The big box retailer that you’ve been trying to get into just agreed to your first big purchase order, but now they want you to implement EDI and you’re uncertain of everything that it requires. Sound familiar? Many of your fellow vendors implement EDI because a major retailer or other key customer demands it. Why? EDI streamlines and improves workflow and it enhances supply chain visibility and predictability. Digital transactions processed through EDI are so efficient that companies that use these systems often give preference to trading partners that already have EDI in place. While it’s true that having an EDI solution can give you an edge in negotiations, EDI can also help support your business’s success in the modern digital retail world.
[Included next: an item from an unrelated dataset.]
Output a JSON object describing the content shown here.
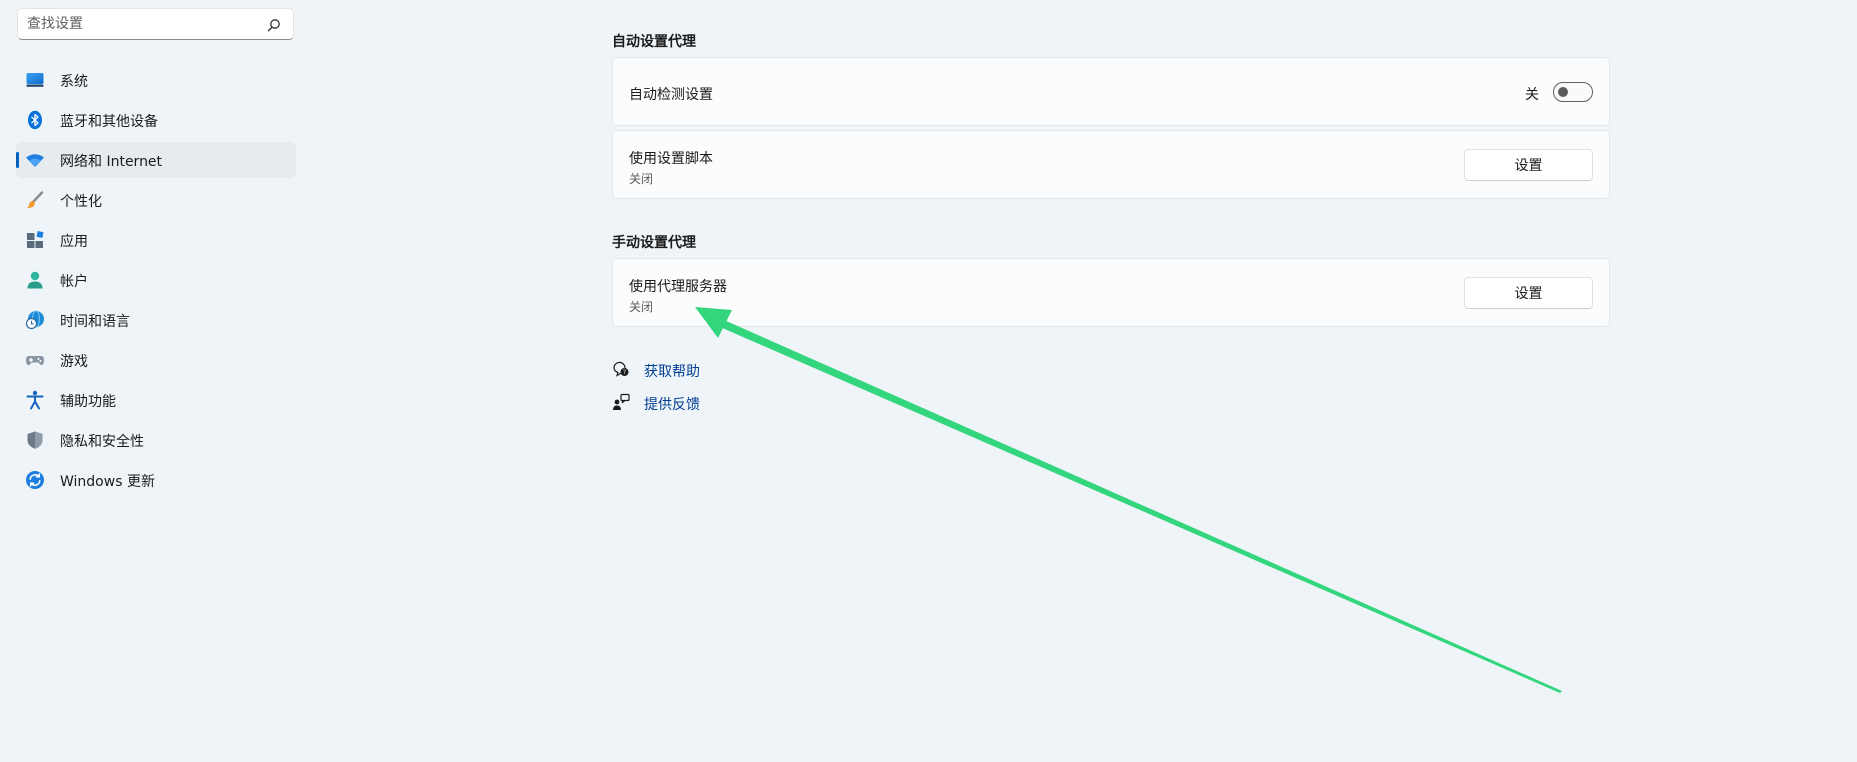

What is EDI?
EDI is an acronym for Electronic Data Interchange. EDI is a combination of a system and processes that enable the exchange of business documents in a standard electronic format between business partners. EDI automation can eliminate the need for the transfer of paper documents between trading partners, such as invoices and purchase orders. For example, a vendor can send an invoice to a retailer digitally via EDI rather than send conventional paper documentation. EDI can also vastly diminish the need for manual entry and processing of documents.
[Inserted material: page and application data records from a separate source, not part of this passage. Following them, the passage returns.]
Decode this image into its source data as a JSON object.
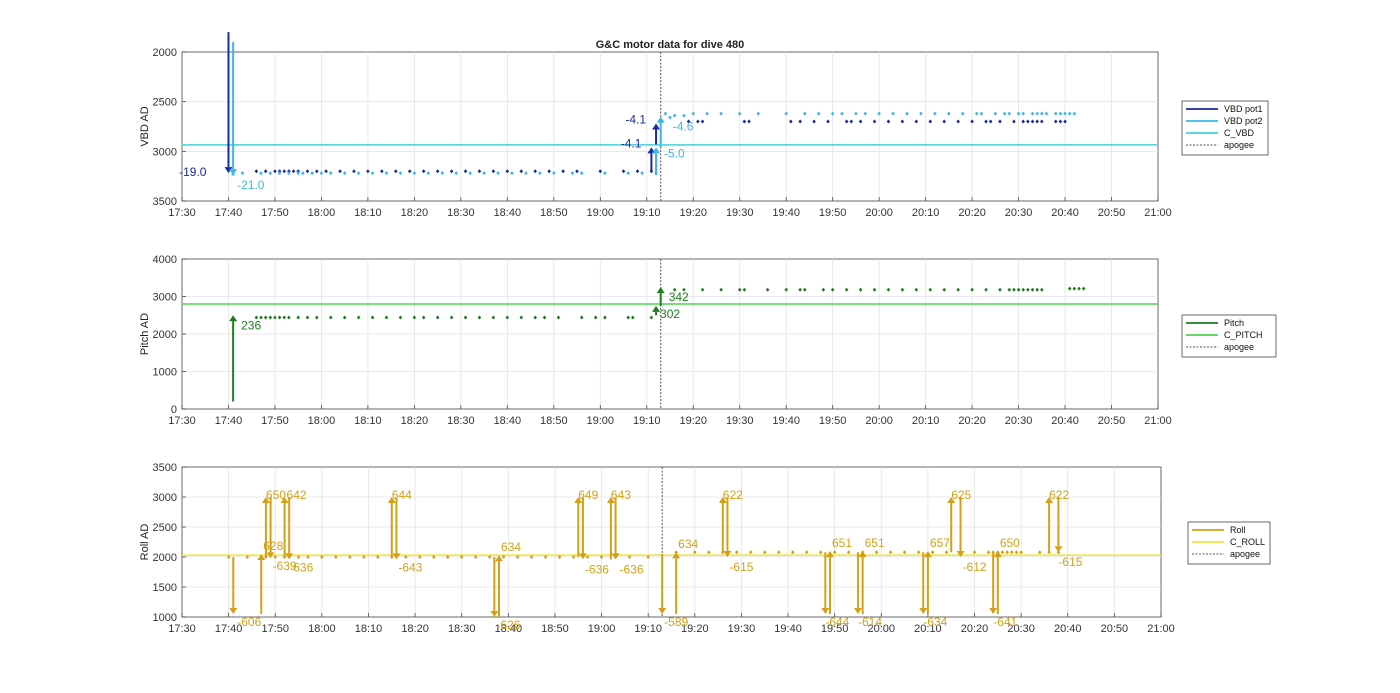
{
  "figure_title": "G&C motor data for dive 480",
  "chart_data": [
    {
      "type": "scatter",
      "ylabel": "VBD AD",
      "ylim": [
        2000,
        3500
      ],
      "y_reversed": true,
      "yticks": [
        "2000",
        "2500",
        "3000",
        "3500"
      ],
      "xticks": [
        "17:30",
        "17:40",
        "17:50",
        "18:00",
        "18:10",
        "18:20",
        "18:30",
        "18:40",
        "18:50",
        "19:00",
        "19:10",
        "19:20",
        "19:30",
        "19:40",
        "19:50",
        "20:00",
        "20:10",
        "20:20",
        "20:30",
        "20:40",
        "20:50",
        "21:00"
      ],
      "xlim_minutes": [
        1050,
        1260
      ],
      "grid": true,
      "legend_entries": [
        "VBD pot1",
        "VBD pot2",
        "C_VBD",
        "apogee"
      ],
      "colors": {
        "pot1": "#1b2aa0",
        "pot2": "#3ab7e8",
        "c": "#47d1d8",
        "apogee": "#555555"
      },
      "c_value": 2935,
      "apogee_minutes": 1153,
      "pot1": {
        "x": [
          1066,
          1068,
          1070,
          1071,
          1072,
          1073,
          1074,
          1075,
          1077,
          1079,
          1081,
          1084,
          1087,
          1090,
          1093,
          1096,
          1099,
          1102,
          1105,
          1108,
          1111,
          1114,
          1117,
          1120,
          1123,
          1126,
          1129,
          1132,
          1135,
          1140,
          1145,
          1148,
          1151,
          1159,
          1161,
          1162,
          1171,
          1172,
          1181,
          1183,
          1186,
          1189,
          1193,
          1194,
          1196,
          1199,
          1202,
          1205,
          1208,
          1211,
          1214,
          1217,
          1220,
          1223,
          1224,
          1226,
          1229,
          1231,
          1232,
          1233,
          1234,
          1235,
          1238,
          1239,
          1240
        ],
        "y": [
          3200,
          3200,
          3200,
          3200,
          3200,
          3200,
          3200,
          3200,
          3200,
          3200,
          3200,
          3200,
          3200,
          3200,
          3200,
          3200,
          3200,
          3200,
          3200,
          3200,
          3200,
          3200,
          3200,
          3200,
          3200,
          3200,
          3200,
          3200,
          3200,
          3200,
          3200,
          3200,
          3200,
          2700,
          2700,
          2700,
          2700,
          2700,
          2700,
          2700,
          2700,
          2700,
          2700,
          2700,
          2700,
          2700,
          2700,
          2700,
          2700,
          2700,
          2700,
          2700,
          2700,
          2700,
          2700,
          2700,
          2700,
          2700,
          2700,
          2700,
          2700,
          2700,
          2700,
          2700,
          2700
        ]
      },
      "pot2": {
        "x": [
          1061,
          1063,
          1067,
          1069,
          1071,
          1073,
          1075,
          1076,
          1078,
          1080,
          1082,
          1085,
          1088,
          1091,
          1094,
          1097,
          1100,
          1103,
          1106,
          1109,
          1112,
          1115,
          1118,
          1121,
          1124,
          1127,
          1130,
          1134,
          1136,
          1141,
          1146,
          1149,
          1152,
          1154,
          1155,
          1156,
          1158,
          1160,
          1163,
          1166,
          1170,
          1174,
          1180,
          1184,
          1187,
          1190,
          1192,
          1195,
          1197,
          1200,
          1203,
          1206,
          1209,
          1212,
          1215,
          1218,
          1221,
          1222,
          1225,
          1227,
          1228,
          1230,
          1231,
          1233,
          1234,
          1235,
          1236,
          1238,
          1239,
          1240,
          1241,
          1242
        ],
        "y": [
          3230,
          3220,
          3220,
          3220,
          3220,
          3220,
          3220,
          3220,
          3220,
          3220,
          3220,
          3220,
          3220,
          3220,
          3220,
          3220,
          3220,
          3220,
          3220,
          3220,
          3220,
          3220,
          3220,
          3220,
          3220,
          3220,
          3220,
          3220,
          3220,
          3220,
          3220,
          3220,
          3220,
          2620,
          2660,
          2640,
          2640,
          2620,
          2620,
          2620,
          2620,
          2620,
          2620,
          2620,
          2620,
          2620,
          2620,
          2620,
          2620,
          2620,
          2620,
          2620,
          2620,
          2620,
          2620,
          2620,
          2620,
          2620,
          2620,
          2620,
          2620,
          2620,
          2620,
          2620,
          2620,
          2620,
          2620,
          2620,
          2620,
          2620,
          2620,
          2620
        ]
      },
      "moves": [
        {
          "series": "pot1",
          "x": 1060,
          "from": 1800,
          "to": 3220,
          "label": "-19.0",
          "lx": -22,
          "ly": 3,
          "anchor": "end"
        },
        {
          "series": "pot2",
          "x": 1061,
          "from": 1900,
          "to": 3240,
          "label": "-21.0",
          "lx": 4,
          "ly": 14,
          "anchor": "start"
        },
        {
          "series": "pot1",
          "x": 1151,
          "from": 3200,
          "to": 2960,
          "label": "-4.1",
          "lx": -10,
          "ly": 0,
          "anchor": "end"
        },
        {
          "series": "pot1",
          "x": 1152,
          "from": 2930,
          "to": 2720,
          "label": "-4.1",
          "lx": -10,
          "ly": 0,
          "anchor": "end"
        },
        {
          "series": "pot2",
          "x": 1152,
          "from": 3240,
          "to": 2960,
          "label": "-5.0",
          "lx": 8,
          "ly": 10,
          "anchor": "start"
        },
        {
          "series": "pot2",
          "x": 1153,
          "from": 2960,
          "to": 2650,
          "label": "-4.6",
          "lx": 12,
          "ly": 14,
          "anchor": "start"
        }
      ]
    },
    {
      "type": "scatter",
      "ylabel": "Pitch AD",
      "ylim": [
        0,
        4000
      ],
      "yticks": [
        "0",
        "1000",
        "2000",
        "3000",
        "4000"
      ],
      "xticks": [
        "17:30",
        "17:40",
        "17:50",
        "18:00",
        "18:10",
        "18:20",
        "18:30",
        "18:40",
        "18:50",
        "19:00",
        "19:10",
        "19:20",
        "19:30",
        "19:40",
        "19:50",
        "20:00",
        "20:10",
        "20:20",
        "20:30",
        "20:40",
        "20:50",
        "21:00"
      ],
      "xlim_minutes": [
        1050,
        1260
      ],
      "grid": true,
      "legend_entries": [
        "Pitch",
        "C_PITCH",
        "apogee"
      ],
      "colors": {
        "pitch": "#1e7d1e",
        "c": "#4fd14f",
        "apogee": "#555555"
      },
      "c_value": 2800,
      "apogee_minutes": 1153,
      "pitch": {
        "x": [
          1066,
          1067,
          1068,
          1069,
          1070,
          1071,
          1072,
          1073,
          1075,
          1077,
          1079,
          1082,
          1085,
          1088,
          1091,
          1094,
          1097,
          1100,
          1102,
          1105,
          1108,
          1111,
          1114,
          1117,
          1120,
          1123,
          1126,
          1128,
          1131,
          1136,
          1139,
          1141,
          1146,
          1147,
          1151,
          1156,
          1158,
          1162,
          1166,
          1170,
          1171,
          1176,
          1180,
          1183,
          1184,
          1188,
          1190,
          1193,
          1196,
          1199,
          1202,
          1205,
          1208,
          1211,
          1214,
          1217,
          1220,
          1223,
          1226,
          1228,
          1229,
          1230,
          1231,
          1232,
          1233,
          1234,
          1235,
          1241,
          1242,
          1243,
          1244
        ],
        "y": [
          2440,
          2440,
          2440,
          2440,
          2440,
          2440,
          2440,
          2440,
          2440,
          2440,
          2440,
          2440,
          2440,
          2440,
          2440,
          2440,
          2440,
          2440,
          2440,
          2440,
          2440,
          2440,
          2440,
          2440,
          2440,
          2440,
          2440,
          2440,
          2440,
          2440,
          2440,
          2440,
          2440,
          2440,
          2440,
          3180,
          3180,
          3180,
          3180,
          3180,
          3180,
          3180,
          3180,
          3180,
          3180,
          3180,
          3180,
          3180,
          3180,
          3180,
          3180,
          3180,
          3180,
          3180,
          3180,
          3180,
          3180,
          3180,
          3180,
          3180,
          3180,
          3180,
          3180,
          3180,
          3180,
          3180,
          3180,
          3210,
          3210,
          3210,
          3210
        ]
      },
      "moves": [
        {
          "x": 1061,
          "from": 200,
          "to": 2500,
          "label": "236",
          "lx": 8,
          "ly": 14,
          "anchor": "start"
        },
        {
          "x": 1152,
          "from": 2500,
          "to": 2750,
          "label": "302",
          "lx": 4,
          "ly": 12,
          "anchor": "start"
        },
        {
          "x": 1153,
          "from": 2750,
          "to": 3250,
          "label": "342",
          "lx": 8,
          "ly": 14,
          "anchor": "start"
        }
      ]
    },
    {
      "type": "scatter",
      "ylabel": "Roll AD",
      "ylim": [
        1000,
        3500
      ],
      "yticks": [
        "1000",
        "1500",
        "2000",
        "2500",
        "3000",
        "3500"
      ],
      "xticks": [
        "17:30",
        "17:40",
        "17:50",
        "18:00",
        "18:10",
        "18:20",
        "18:30",
        "18:40",
        "18:50",
        "19:00",
        "19:10",
        "19:20",
        "19:30",
        "19:40",
        "19:50",
        "20:00",
        "20:10",
        "20:20",
        "20:30",
        "20:40",
        "20:50",
        "21:00"
      ],
      "xlim_minutes": [
        1050,
        1260
      ],
      "grid": true,
      "legend_entries": [
        "Roll",
        "C_ROLL",
        "apogee"
      ],
      "colors": {
        "roll": "#d4a017",
        "c": "#f2e640",
        "apogee": "#555555"
      },
      "c_value": 2030,
      "apogee_minutes": 1153,
      "roll": {
        "x": [
          1060,
          1064,
          1068,
          1070,
          1072,
          1075,
          1077,
          1080,
          1083,
          1086,
          1089,
          1092,
          1095,
          1098,
          1101,
          1104,
          1107,
          1110,
          1113,
          1116,
          1119,
          1122,
          1125,
          1128,
          1131,
          1134,
          1137,
          1140,
          1143,
          1146,
          1150,
          1156,
          1160,
          1163,
          1166,
          1169,
          1172,
          1175,
          1178,
          1181,
          1184,
          1187,
          1190,
          1193,
          1196,
          1199,
          1202,
          1205,
          1208,
          1211,
          1214,
          1217,
          1220,
          1223,
          1224,
          1225,
          1226,
          1227,
          1228,
          1229,
          1230,
          1234,
          1236,
          1238
        ],
        "y": [
          2000,
          2000,
          2000,
          2000,
          2000,
          2000,
          2000,
          2000,
          2000,
          2000,
          2000,
          2000,
          2000,
          2000,
          2000,
          2000,
          2000,
          2000,
          2000,
          2000,
          2000,
          2000,
          2000,
          2000,
          2000,
          2000,
          2000,
          2000,
          2000,
          2000,
          2000,
          2080,
          2080,
          2080,
          2080,
          2080,
          2080,
          2080,
          2080,
          2080,
          2080,
          2080,
          2080,
          2080,
          2080,
          2080,
          2080,
          2080,
          2080,
          2080,
          2080,
          2080,
          2080,
          2080,
          2080,
          2080,
          2080,
          2080,
          2080,
          2080,
          2080,
          2080,
          2080,
          2080
        ]
      },
      "moves": [
        {
          "x": 1061,
          "from": 2000,
          "to": 1050,
          "label": "-606",
          "lx": 4,
          "ly": 12,
          "anchor": "start"
        },
        {
          "x": 1067,
          "from": 1050,
          "to": 2050,
          "label": "628",
          "lx": 2,
          "ly": -4,
          "anchor": "start"
        },
        {
          "x": 1068,
          "from": 2000,
          "to": 3000,
          "label": "650",
          "lx": 0,
          "ly": 2,
          "anchor": "start"
        },
        {
          "x": 1069,
          "from": 3000,
          "to": 1980,
          "label": "-639",
          "lx": 2,
          "ly": 12,
          "anchor": "start"
        },
        {
          "x": 1072,
          "from": 1980,
          "to": 3000,
          "label": "642",
          "lx": 2,
          "ly": 2,
          "anchor": "start"
        },
        {
          "x": 1073,
          "from": 3000,
          "to": 1960,
          "label": "636",
          "lx": 4,
          "ly": 12,
          "anchor": "start"
        },
        {
          "x": 1080,
          "from": 0,
          "to": 0,
          "label": "",
          "lx": 0,
          "ly": 0,
          "anchor": "start",
          "skip": true
        },
        {
          "x": 1095,
          "from": 2000,
          "to": 3000,
          "label": "644",
          "lx": 0,
          "ly": 2,
          "anchor": "start"
        },
        {
          "x": 1096,
          "from": 3000,
          "to": 1960,
          "label": "-643",
          "lx": 2,
          "ly": 12,
          "anchor": "start"
        },
        {
          "x": 1117,
          "from": 2000,
          "to": 1000,
          "label": "-626",
          "lx": 2,
          "ly": 12,
          "anchor": "start"
        },
        {
          "x": 1118,
          "from": 1000,
          "to": 2030,
          "label": "634",
          "lx": 2,
          "ly": -4,
          "anchor": "start"
        },
        {
          "x": 1135,
          "from": 2000,
          "to": 3000,
          "label": "649",
          "lx": 0,
          "ly": 2,
          "anchor": "start"
        },
        {
          "x": 1136,
          "from": 3000,
          "to": 1960,
          "label": "-636",
          "lx": 2,
          "ly": 14,
          "anchor": "start"
        },
        {
          "x": 1142,
          "from": 1960,
          "to": 3000,
          "label": "643",
          "lx": 0,
          "ly": 2,
          "anchor": "start"
        },
        {
          "x": 1143,
          "from": 3000,
          "to": 1960,
          "label": "-636",
          "lx": 4,
          "ly": 14,
          "anchor": "start"
        },
        {
          "x": 1153,
          "from": 2050,
          "to": 1050,
          "label": "-589",
          "lx": 2,
          "ly": 12,
          "anchor": "start"
        },
        {
          "x": 1156,
          "from": 1050,
          "to": 2080,
          "label": "634",
          "lx": 2,
          "ly": -4,
          "anchor": "start"
        },
        {
          "x": 1166,
          "from": 2080,
          "to": 3000,
          "label": "622",
          "lx": 0,
          "ly": 2,
          "anchor": "start"
        },
        {
          "x": 1167,
          "from": 3000,
          "to": 2000,
          "label": "-615",
          "lx": 2,
          "ly": 14,
          "anchor": "start"
        },
        {
          "x": 1188,
          "from": 2080,
          "to": 1050,
          "label": "-644",
          "lx": 0,
          "ly": 12,
          "anchor": "start"
        },
        {
          "x": 1189,
          "from": 1050,
          "to": 2100,
          "label": "651",
          "lx": 2,
          "ly": -4,
          "anchor": "start"
        },
        {
          "x": 1195,
          "from": 2080,
          "to": 1050,
          "label": "-614",
          "lx": 0,
          "ly": 12,
          "anchor": "start"
        },
        {
          "x": 1196,
          "from": 1050,
          "to": 2100,
          "label": "651",
          "lx": 2,
          "ly": -4,
          "anchor": "start"
        },
        {
          "x": 1209,
          "from": 2080,
          "to": 1050,
          "label": "-634",
          "lx": 0,
          "ly": 12,
          "anchor": "start"
        },
        {
          "x": 1210,
          "from": 1050,
          "to": 2100,
          "label": "657",
          "lx": 2,
          "ly": -4,
          "anchor": "start"
        },
        {
          "x": 1215,
          "from": 2080,
          "to": 3000,
          "label": "625",
          "lx": 0,
          "ly": 2,
          "anchor": "start"
        },
        {
          "x": 1217,
          "from": 3000,
          "to": 2000,
          "label": "-612",
          "lx": 2,
          "ly": 14,
          "anchor": "start"
        },
        {
          "x": 1224,
          "from": 2080,
          "to": 1050,
          "label": "-641",
          "lx": 0,
          "ly": 12,
          "anchor": "start"
        },
        {
          "x": 1225,
          "from": 1050,
          "to": 2100,
          "label": "650",
          "lx": 2,
          "ly": -4,
          "anchor": "start"
        },
        {
          "x": 1236,
          "from": 2080,
          "to": 3000,
          "label": "622",
          "lx": 0,
          "ly": 2,
          "anchor": "start"
        },
        {
          "x": 1238,
          "from": 3000,
          "to": 2080,
          "label": "-615",
          "lx": 0,
          "ly": 14,
          "anchor": "start"
        }
      ]
    }
  ]
}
Many different varieties of business and transactional documents can be standardized and exchanged through EDI. Purchase orders, purchase order acknowledgements, invoices, credit adjustments, advance ship notices, and more can all be handled electronically, without human involvement. EDI replaces much of the need for the manual processing, handling, and mailing by a human related to traditional business communication, while at the same time reducing errors, improper documentation, lost forms, and inventory issues.
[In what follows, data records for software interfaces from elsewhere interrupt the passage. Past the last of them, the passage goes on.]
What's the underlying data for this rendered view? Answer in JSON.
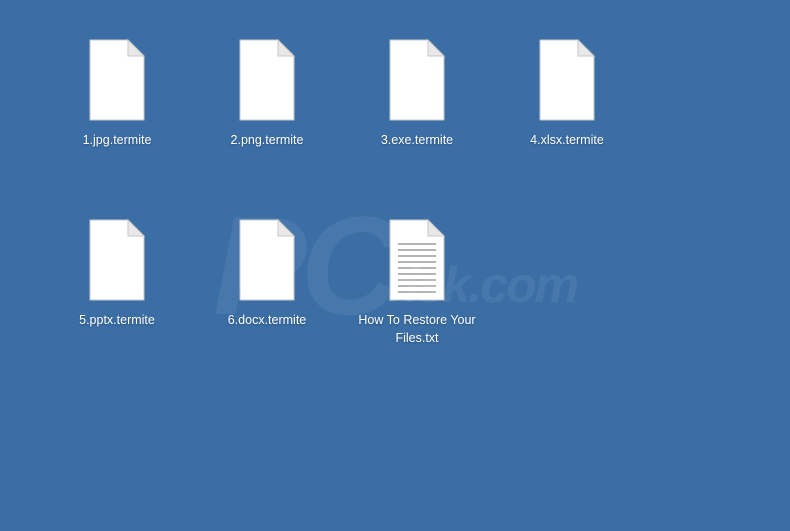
{
  "files": [
    {
      "label": "1.jpg.termite",
      "icon": "blank"
    },
    {
      "label": "2.png.termite",
      "icon": "blank"
    },
    {
      "label": "3.exe.termite",
      "icon": "blank"
    },
    {
      "label": "4.xlsx.termite",
      "icon": "blank"
    },
    {
      "label": "5.pptx.termite",
      "icon": "blank"
    },
    {
      "label": "6.docx.termite",
      "icon": "blank"
    },
    {
      "label": "How To Restore Your Files.txt",
      "icon": "text"
    }
  ],
  "watermark": {
    "main": "PC",
    "sub": "risk.com"
  }
}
How can EDI help my business?
EDI helps the players in the retail supply chain better deliver on consumer expectations. On the consumer side, EDI ensures that online orders placed by customers are quickly routed into the fulfillment queue for speedy delivery. On the business side, EDI enables retailers, vendors, distributors, manufacturers, 3PLs, and more to better manage inventory while engaging in fast, reliable, and accurate communications. This process provides orders that are promptly received, accurately fulfilled, and shipped in a timely manner. EDI decreases late deliveries, stockouts, and backorders that send customers elsewhere.
EDI supports a variety of functions that help vendors succeed. Vendors can gain efficiency, save money, scale readily and it opens up possibilities for working with larger retailers and brands. Retailers can easily determine product availability prior to placing an order. If the vendor is temporarily out of stock, the order can be shipped directly from the manufacturer, with the vendor still receiving credit for the sale. EDI also encourages sales by supporting end-to-end inventory visibility directly to an ecommerce website, as well as enabling drop ship capabilities for direct-to-consumer deliveries. EDI can relay shipment tracking information to consumers, letting them know their package is on its way and when to expect it. This is just the tip of the iceberg for the many ways EDI can help vendors collaborate better with trading partners.
Can other systems integrate with EDI?
Absolutely – as long as the right EDI solution is selected. EDI solutions can integrate with ERPs, content management systems, accounting software, shipping programs and more. Notably, when these systems are replaced or upgraded, EDI can be adapted to accommodate the changes.
Keep in mind that not all EDI solutions are the same. Some cost more than others and need varied resources. There are three ways to accommodate an EDI system, each with its own pros and cons.
1. Traditional in-house EDI systems:
Traditional EDI systems are in-house and onsite at your company. As a result, these will cost more upfront with the investment in hardware, software, and other resources. Additionally, they will require continuous staffing and system upgrades that may increase as your business grows.
2. Online EDI solutions:
An online EDI solution can reduce expenses when compared to a traditional EDI department, but may still require investment in onsite resources to ensure your network has the bandwidth to accommodate.
3. Cloud-based EDI solutions:
Cloud-based EDI solutions drastically cut both upfront costs and long-term expenses. Though they have recurring subscription costs, cloud EDI reduces staffing needs and infrastructure expenditures.
EDI enhances efficiency, supports supply chain integrity and enables streamlined communication between you and your trading partners. With all of these improvements, you can better manage resources, redirect workers to more fruitful projects, and strategize better for growth. From financial, operational, technical, and strategic perspectives, the right EDI solution can be a game changer.
As a manager in the channel sales group at SPS Commerce, Chris Stickney brings 15 years of experience working with all types of businesses to help streamline and automate their supply chains. His current charter is to oversee adoption and success of partners in the inventory mgmt., order mgmt. and retail markets.